Sean Penn thought he had victory a few weeks ago at the National Labor Relations Board. But his attorney Mathew Rosengart is now convinced that Biden appointees at the federal agency are out to stick it to his star client—even if they have to rig a win. “This case has become a case study of an overzealous agency run amok,” Rosengart told me.
The dispute traces to the early days of the Covid pandemic, when Penn’s charitable organization, CORE, began helping people in disadvantaged communities respond to the health crisis. In July 2020, his group turned Dodger Stadium into the largest testing site in the nation, and a few months later, at Los Angeles mayor Eric Garcetti’s direction, it became a mass vaccination site. That’s when a New York Times reporter visited, prompting a couple anonymous readers identifying as CORE staffers to leave comments on the news site about “working 18 hour days, 6 days a week” with “a shipping container on site that is a designated space for overworked staff to go cry in.”

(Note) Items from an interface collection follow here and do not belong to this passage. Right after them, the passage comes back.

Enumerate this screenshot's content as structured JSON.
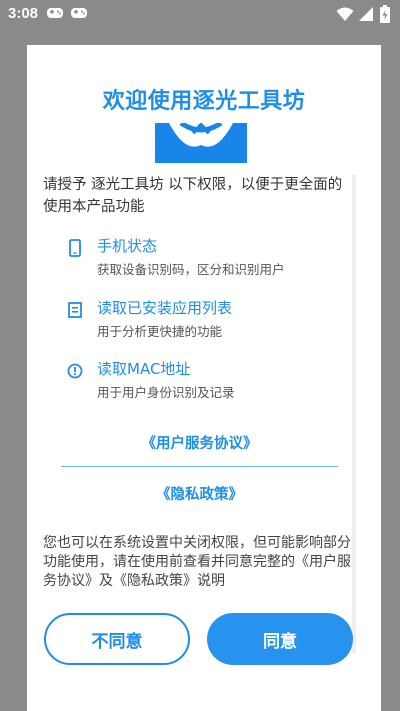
{
  "status_bar": {
    "time": "3:08"
  },
  "dialog": {
    "title": "欢迎使用逐光工具坊",
    "intro": "请授予 逐光工具坊 以下权限，以便于更全面的使用本产品功能",
    "permissions": [
      {
        "title": "手机状态",
        "desc": "获取设备识别码，区分和识别用户",
        "icon": "phone-icon"
      },
      {
        "title": "读取已安装应用列表",
        "desc": "用于分析更快捷的功能",
        "icon": "list-icon"
      },
      {
        "title": "读取MAC地址",
        "desc": "用于用户身份识别及记录",
        "icon": "info-icon"
      }
    ],
    "links": {
      "user_agreement": "《用户服务协议》",
      "privacy_policy": "《隐私政策》"
    },
    "footnote": "您也可以在系统设置中关闭权限，但可能影响部分功能使用，请在使用前查看并同意完整的《用户服务协议》及《隐私政策》说明",
    "buttons": {
      "decline": "不同意",
      "agree": "同意"
    }
  },
  "colors": {
    "accent": "#1f8ee8",
    "overlay": "#8a8a8a"
  }
}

Soon, Penn emailed staff. It was a 2,000-plus word missive that stood up for Garcetti and talked about what was at stake, but the N.L.R.B’s. focus has become the actor’s pointed note that “any among us who don’t find themselves built in this way for the mission at hand, any of us who don’t recognize our inherent duty to prop each other up, any of us who might find themselves predisposed to a culture of complaint, have a much simpler avenue than broad-based cyber whining. It’s called quitting.”